INSTRUCTIONS FOR THE TASK → Which lines of the records below contain the word "icon"? Show each one.

SOURCE DATA →

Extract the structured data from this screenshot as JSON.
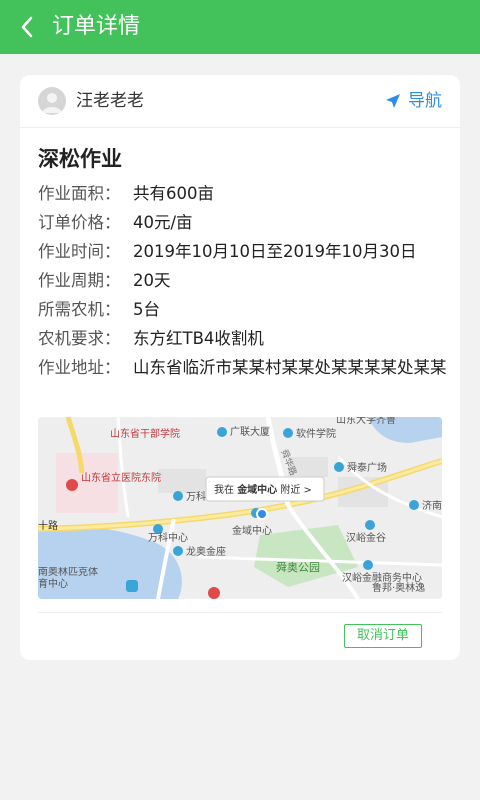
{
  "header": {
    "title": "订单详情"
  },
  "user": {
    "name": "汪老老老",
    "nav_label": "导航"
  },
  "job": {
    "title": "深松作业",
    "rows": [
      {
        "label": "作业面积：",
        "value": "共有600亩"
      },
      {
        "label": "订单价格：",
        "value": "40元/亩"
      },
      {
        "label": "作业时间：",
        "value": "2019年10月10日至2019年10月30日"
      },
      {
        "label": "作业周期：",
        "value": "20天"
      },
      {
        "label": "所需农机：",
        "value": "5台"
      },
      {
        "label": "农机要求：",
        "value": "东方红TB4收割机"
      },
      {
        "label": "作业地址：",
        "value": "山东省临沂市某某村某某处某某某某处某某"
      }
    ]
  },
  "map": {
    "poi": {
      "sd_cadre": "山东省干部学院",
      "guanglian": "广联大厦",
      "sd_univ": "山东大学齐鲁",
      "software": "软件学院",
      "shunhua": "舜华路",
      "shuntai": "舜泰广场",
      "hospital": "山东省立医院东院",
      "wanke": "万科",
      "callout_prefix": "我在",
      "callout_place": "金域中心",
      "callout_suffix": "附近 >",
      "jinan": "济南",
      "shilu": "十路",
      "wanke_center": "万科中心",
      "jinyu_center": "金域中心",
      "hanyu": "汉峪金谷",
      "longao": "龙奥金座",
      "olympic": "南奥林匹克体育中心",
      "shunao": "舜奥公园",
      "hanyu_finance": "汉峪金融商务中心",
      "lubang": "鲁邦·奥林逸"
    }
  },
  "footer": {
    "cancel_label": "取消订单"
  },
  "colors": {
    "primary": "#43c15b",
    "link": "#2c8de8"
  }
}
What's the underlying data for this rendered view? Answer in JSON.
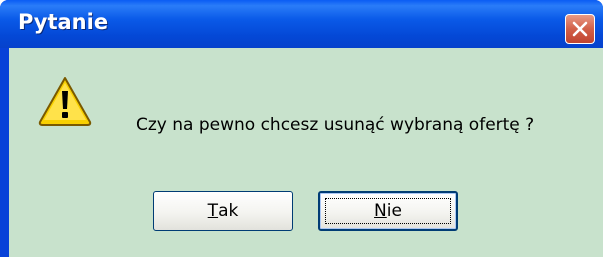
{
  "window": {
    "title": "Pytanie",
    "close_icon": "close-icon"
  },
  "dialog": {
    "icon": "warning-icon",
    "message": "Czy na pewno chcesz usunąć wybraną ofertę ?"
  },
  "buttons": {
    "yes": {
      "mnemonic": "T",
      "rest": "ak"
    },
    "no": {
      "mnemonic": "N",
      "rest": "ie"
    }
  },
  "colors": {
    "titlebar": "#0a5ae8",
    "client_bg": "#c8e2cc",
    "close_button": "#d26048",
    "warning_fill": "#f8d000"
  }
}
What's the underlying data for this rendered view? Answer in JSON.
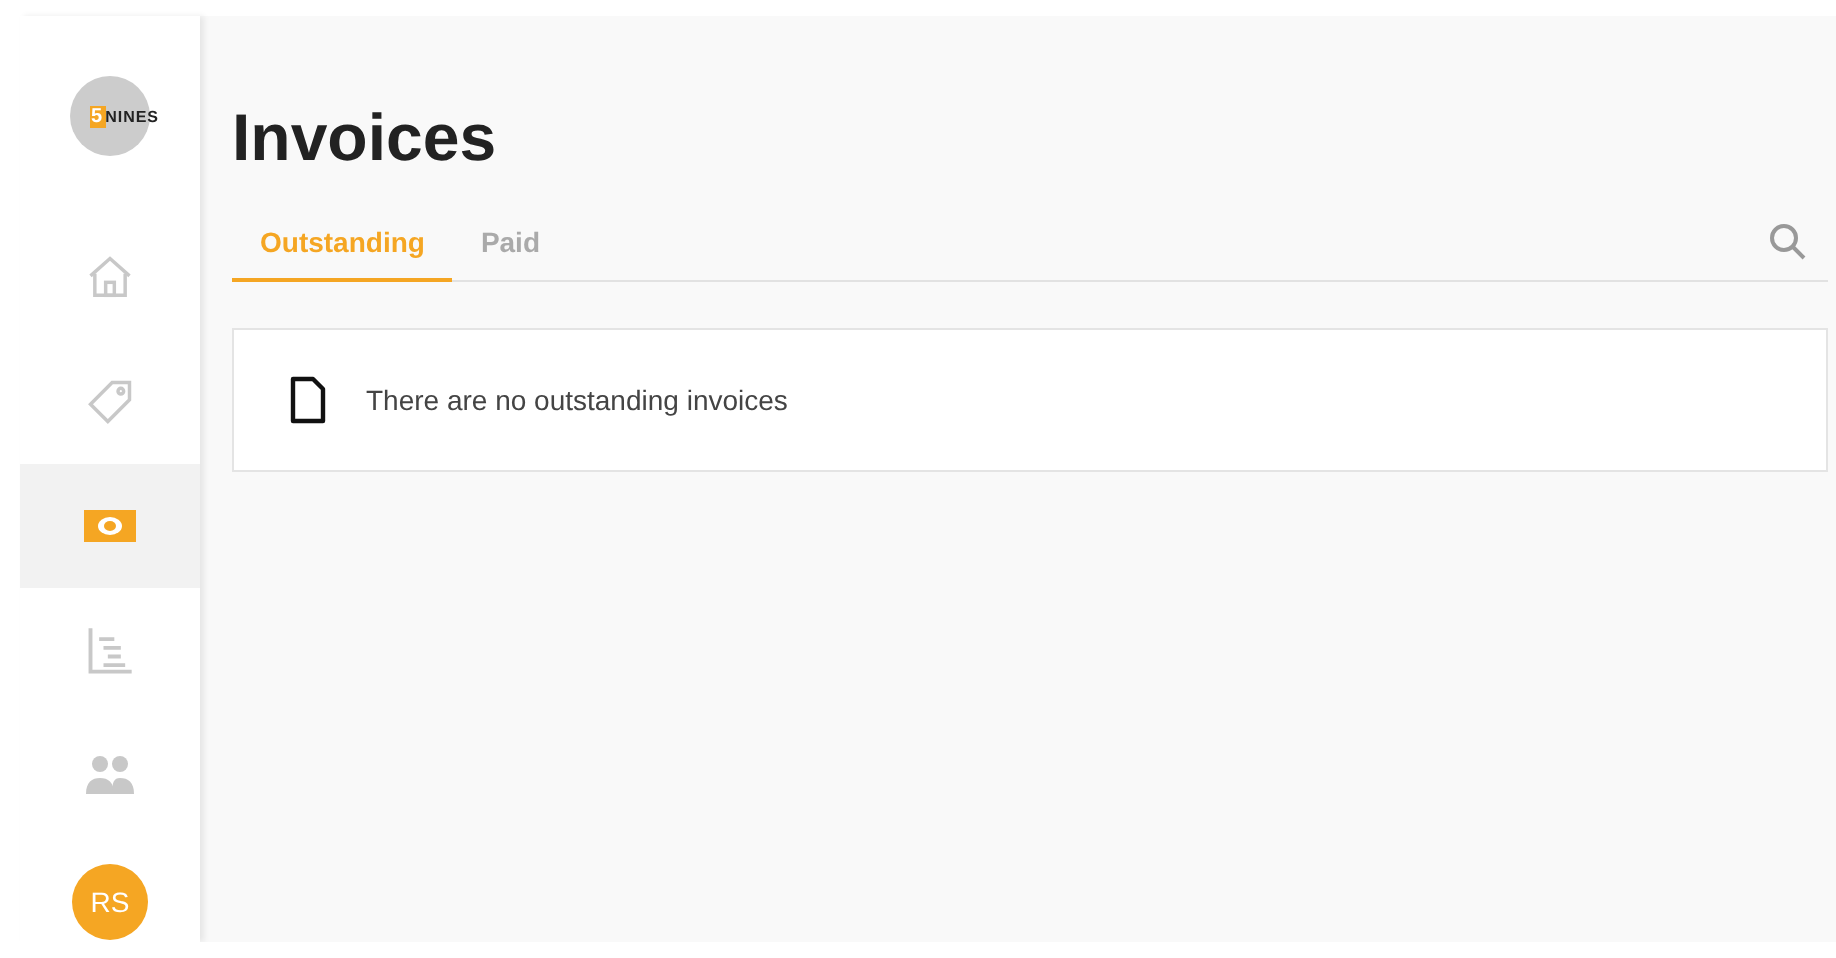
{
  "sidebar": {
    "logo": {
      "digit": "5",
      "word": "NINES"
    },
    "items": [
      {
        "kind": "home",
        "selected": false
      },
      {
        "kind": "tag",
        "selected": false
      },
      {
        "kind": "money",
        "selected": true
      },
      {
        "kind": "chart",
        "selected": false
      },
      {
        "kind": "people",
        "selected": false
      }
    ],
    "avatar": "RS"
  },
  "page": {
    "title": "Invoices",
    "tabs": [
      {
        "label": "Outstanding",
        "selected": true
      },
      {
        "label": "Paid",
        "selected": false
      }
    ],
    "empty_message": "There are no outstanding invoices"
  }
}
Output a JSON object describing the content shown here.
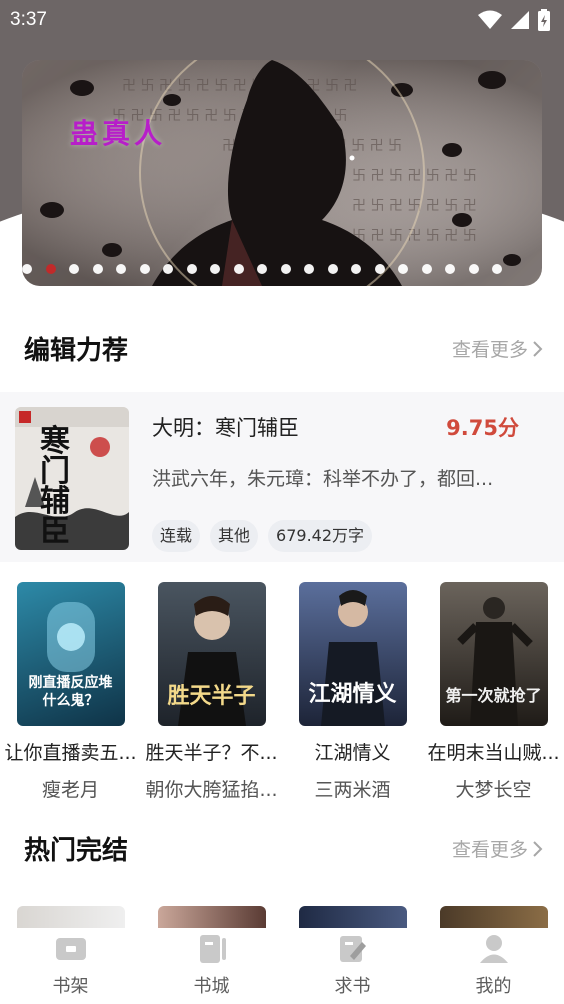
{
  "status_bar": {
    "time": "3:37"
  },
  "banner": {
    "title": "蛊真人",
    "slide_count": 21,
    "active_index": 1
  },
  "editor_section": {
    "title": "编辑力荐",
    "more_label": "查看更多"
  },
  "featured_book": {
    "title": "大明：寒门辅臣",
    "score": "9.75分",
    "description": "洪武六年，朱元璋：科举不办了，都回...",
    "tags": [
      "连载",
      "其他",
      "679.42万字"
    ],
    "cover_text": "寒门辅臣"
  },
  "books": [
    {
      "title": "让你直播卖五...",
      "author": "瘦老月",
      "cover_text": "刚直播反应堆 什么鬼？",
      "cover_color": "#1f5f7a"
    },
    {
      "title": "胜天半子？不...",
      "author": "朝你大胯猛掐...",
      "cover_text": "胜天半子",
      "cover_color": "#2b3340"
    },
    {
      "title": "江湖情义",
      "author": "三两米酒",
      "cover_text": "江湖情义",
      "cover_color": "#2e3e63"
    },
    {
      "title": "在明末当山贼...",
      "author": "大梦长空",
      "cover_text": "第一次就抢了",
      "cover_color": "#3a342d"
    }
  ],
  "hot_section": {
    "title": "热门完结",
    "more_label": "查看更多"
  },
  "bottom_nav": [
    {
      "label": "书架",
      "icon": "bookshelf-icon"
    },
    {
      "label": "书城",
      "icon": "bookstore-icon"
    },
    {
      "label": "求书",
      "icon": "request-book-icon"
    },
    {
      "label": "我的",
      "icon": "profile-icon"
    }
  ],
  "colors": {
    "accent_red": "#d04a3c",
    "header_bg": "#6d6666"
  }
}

TASK RESPONSE →
    "close_icon": "close-icon"
    "icon": "warning-icon",
      "icon": "bookshelf-icon"
      "icon": "bookstore-icon"
      "icon": "request-book-icon"
      "icon": "profile-icon"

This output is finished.